Exercise requirements =>
Write out the entries below once more, exactly, with the pictures left out.

Data records for software interfaces:
=-=-=
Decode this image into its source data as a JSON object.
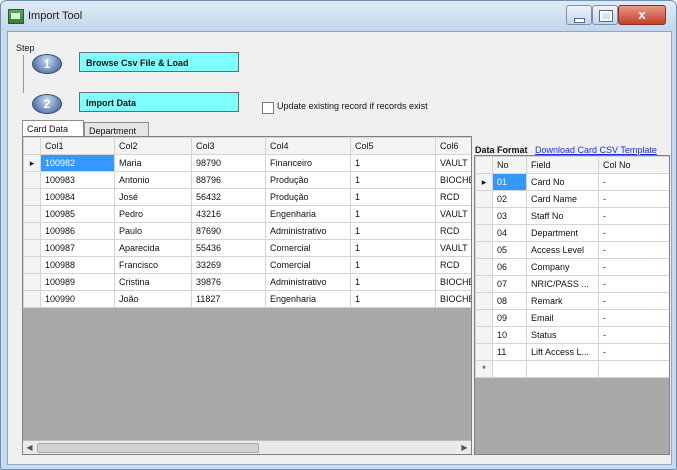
{
  "window": {
    "title": "Import Tool",
    "close_glyph": "x"
  },
  "step": {
    "label": "Step",
    "step1_number": "1",
    "step1_button": "Browse Csv File & Load",
    "step2_number": "2",
    "step2_button": "Import Data",
    "update_checkbox_label": "Update existing record if records exist",
    "update_checked": false
  },
  "tabs": [
    {
      "label": "Card Data",
      "active": true
    },
    {
      "label": "Department",
      "active": false
    }
  ],
  "grid": {
    "columns": [
      "Col1",
      "Col2",
      "Col3",
      "Col4",
      "Col5",
      "Col6"
    ],
    "rows": [
      [
        "100982",
        "Maria",
        "98790",
        "Financeiro",
        "1",
        "VAULT"
      ],
      [
        "100983",
        "Antonio",
        "88796",
        "Produção",
        "1",
        "BIOCHEM"
      ],
      [
        "100984",
        "José",
        "56432",
        "Produção",
        "1",
        "RCD"
      ],
      [
        "100985",
        "Pedro",
        "43216",
        "Engenharia",
        "1",
        "VAULT"
      ],
      [
        "100986",
        "Paulo",
        "87690",
        "Administrativo",
        "1",
        "RCD"
      ],
      [
        "100987",
        "Aparecida",
        "55436",
        "Comercial",
        "1",
        "VAULT"
      ],
      [
        "100988",
        "Francisco",
        "33269",
        "Comercial",
        "1",
        "RCD"
      ],
      [
        "100989",
        "Cristina",
        "39876",
        "Administrativo",
        "1",
        "BIOCHEM"
      ],
      [
        "100990",
        "João",
        "11827",
        "Engenharia",
        "1",
        "BIOCHEM"
      ]
    ],
    "current_row_marker": "▸",
    "scroll_left": "◀",
    "scroll_right": "▶",
    "scroll_grip": "|||"
  },
  "data_format": {
    "title": "Data Format",
    "link_text": "Download Card CSV Template",
    "columns": [
      "No",
      "Field",
      "Col No"
    ],
    "rows": [
      [
        "01",
        "Card No",
        "-"
      ],
      [
        "02",
        "Card Name",
        "-"
      ],
      [
        "03",
        "Staff No",
        "-"
      ],
      [
        "04",
        "Department",
        "-"
      ],
      [
        "05",
        "Access Level",
        "-"
      ],
      [
        "06",
        "Company",
        "-"
      ],
      [
        "07",
        "NRIC/PASS ...",
        "-"
      ],
      [
        "08",
        "Remark",
        "-"
      ],
      [
        "09",
        "Email",
        "-"
      ],
      [
        "10",
        "Status",
        "-"
      ],
      [
        "11",
        "Lift Access L...",
        "-"
      ]
    ],
    "current_row_marker": "▸",
    "new_row_marker": "*"
  },
  "colors": {
    "button_fill": "#80ffff",
    "selection": "#3399ff",
    "link": "#1a2be0",
    "close_button": "#c4402a"
  },
  "icons": [
    "app-icon",
    "minimize-icon",
    "maximize-icon",
    "close-icon",
    "checkbox-icon"
  ]
}
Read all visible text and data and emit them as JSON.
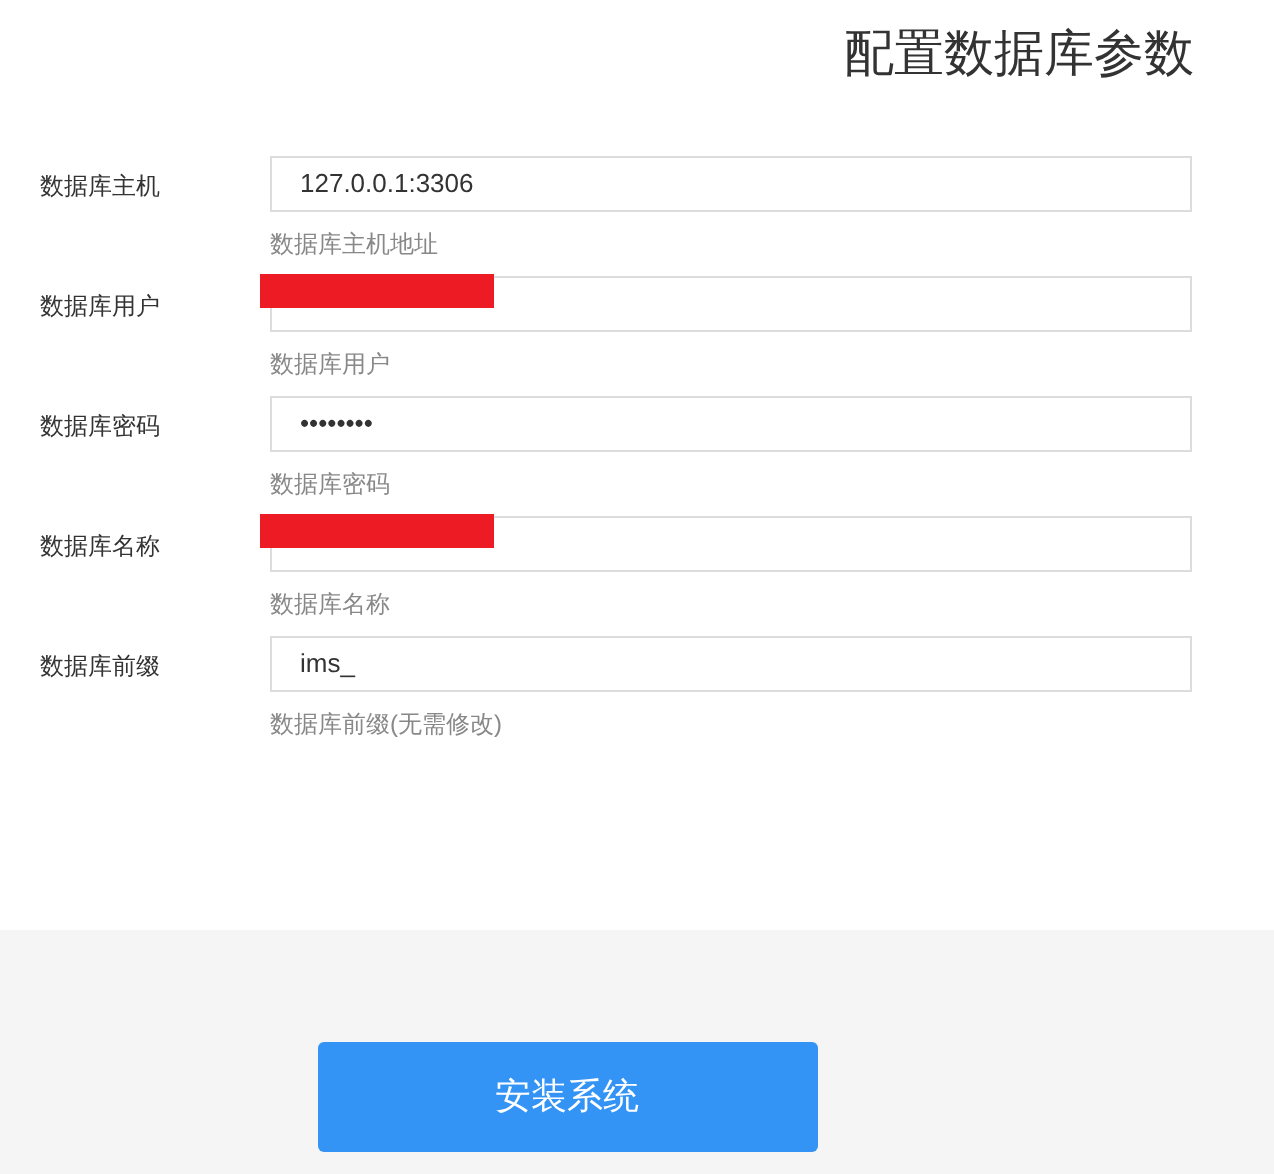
{
  "title": "配置数据库参数",
  "fields": [
    {
      "label": "数据库主机",
      "value": "127.0.0.1:3306",
      "hint": "数据库主机地址",
      "redacted": false
    },
    {
      "label": "数据库用户",
      "hint": "数据库用户",
      "redacted": true
    },
    {
      "label": "数据库密码",
      "value": "••••••••",
      "hint": "数据库密码",
      "redacted": false
    },
    {
      "label": "数据库名称",
      "hint": "数据库名称",
      "redacted": true
    },
    {
      "label": "数据库前缀",
      "value": "ims_",
      "hint": "数据库前缀(无需修改)",
      "redacted": false
    }
  ],
  "button": "安装系统"
}
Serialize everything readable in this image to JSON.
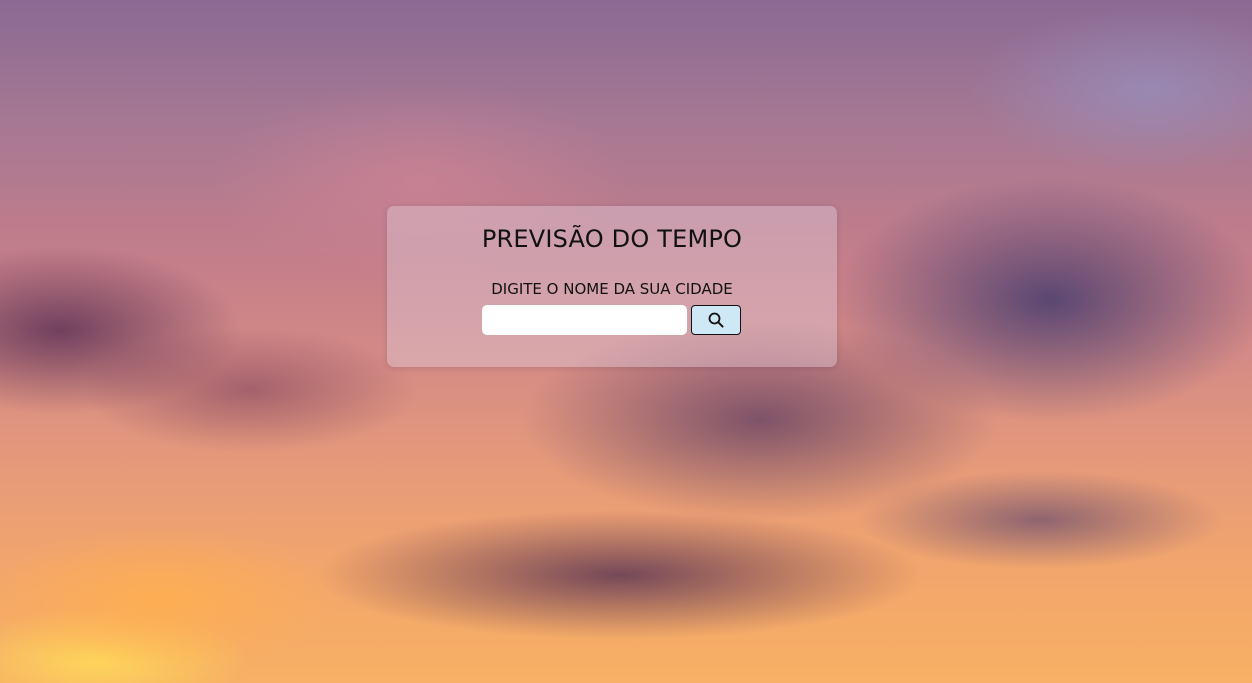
{
  "app": {
    "title": "PREVISÃO DO TEMPO"
  },
  "search": {
    "prompt": "DIGITE O NOME DA SUA CIDADE",
    "value": "",
    "placeholder": "",
    "button_icon": "search-icon"
  },
  "colors": {
    "card_background": "#e1cddc",
    "button_background": "#cfe8f5",
    "text": "#111111"
  }
}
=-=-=
Response =>
Decode this image into its source data as a JSON object.
{
  "window": {
    "title": "Import Tool",
    "close_glyph": "x"
  },
  "step": {
    "label": "Step",
    "step1_number": "1",
    "step1_button": "Browse Csv File & Load",
    "step2_number": "2",
    "step2_button": "Import Data",
    "update_checkbox_label": "Update existing record if records exist",
    "update_checked": false
  },
  "tabs": [
    {
      "label": "Card Data",
      "active": true
    },
    {
      "label": "Department",
      "active": false
    }
  ],
  "grid": {
    "columns": [
      "Col1",
      "Col2",
      "Col3",
      "Col4",
      "Col5",
      "Col6"
    ],
    "rows": [
      [
        "100982",
        "Maria",
        "98790",
        "Financeiro",
        "1",
        "VAULT"
      ],
      [
        "100983",
        "Antonio",
        "88796",
        "Produção",
        "1",
        "BIOCHEM"
      ],
      [
        "100984",
        "José",
        "56432",
        "Produção",
        "1",
        "RCD"
      ],
      [
        "100985",
        "Pedro",
        "43216",
        "Engenharia",
        "1",
        "VAULT"
      ],
      [
        "100986",
        "Paulo",
        "87690",
        "Administrativo",
        "1",
        "RCD"
      ],
      [
        "100987",
        "Aparecida",
        "55436",
        "Comercial",
        "1",
        "VAULT"
      ],
      [
        "100988",
        "Francisco",
        "33269",
        "Comercial",
        "1",
        "RCD"
      ],
      [
        "100989",
        "Cristina",
        "39876",
        "Administrativo",
        "1",
        "BIOCHEM"
      ],
      [
        "100990",
        "João",
        "11827",
        "Engenharia",
        "1",
        "BIOCHEM"
      ]
    ],
    "current_row_marker": "▸",
    "scroll_left": "◀",
    "scroll_right": "▶",
    "scroll_grip": "|||"
  },
  "data_format": {
    "title": "Data Format",
    "link_text": "Download Card CSV Template",
    "columns": [
      "No",
      "Field",
      "Col No"
    ],
    "rows": [
      [
        "01",
        "Card No",
        "-"
      ],
      [
        "02",
        "Card Name",
        "-"
      ],
      [
        "03",
        "Staff No",
        "-"
      ],
      [
        "04",
        "Department",
        "-"
      ],
      [
        "05",
        "Access Level",
        "-"
      ],
      [
        "06",
        "Company",
        "-"
      ],
      [
        "07",
        "NRIC/PASS ...",
        "-"
      ],
      [
        "08",
        "Remark",
        "-"
      ],
      [
        "09",
        "Email",
        "-"
      ],
      [
        "10",
        "Status",
        "-"
      ],
      [
        "11",
        "Lift Access L...",
        "-"
      ]
    ],
    "current_row_marker": "▸",
    "new_row_marker": "*"
  },
  "colors": {
    "button_fill": "#80ffff",
    "selection": "#3399ff",
    "link": "#1a2be0",
    "close_button": "#c4402a"
  },
  "icons": [
    "app-icon",
    "minimize-icon",
    "maximize-icon",
    "close-icon",
    "checkbox-icon"
  ]
}
Read all visible text and data and emit them as JSON.
{
  "title": "配置数据库参数",
  "fields": [
    {
      "label": "数据库主机",
      "value": "127.0.0.1:3306",
      "hint": "数据库主机地址",
      "redacted": false
    },
    {
      "label": "数据库用户",
      "hint": "数据库用户",
      "redacted": true
    },
    {
      "label": "数据库密码",
      "value": "••••••••",
      "hint": "数据库密码",
      "redacted": false
    },
    {
      "label": "数据库名称",
      "hint": "数据库名称",
      "redacted": true
    },
    {
      "label": "数据库前缀",
      "value": "ims_",
      "hint": "数据库前缀(无需修改)",
      "redacted": false
    }
  ],
  "button": "安装系统"
}
Serialize everything readable in this image to JSON.
{
  "app": {
    "title": "PREVISÃO DO TEMPO"
  },
  "search": {
    "prompt": "DIGITE O NOME DA SUA CIDADE",
    "value": "",
    "placeholder": "",
    "button_icon": "search-icon"
  },
  "colors": {
    "card_background": "#e1cddc",
    "button_background": "#cfe8f5",
    "text": "#111111"
  }
}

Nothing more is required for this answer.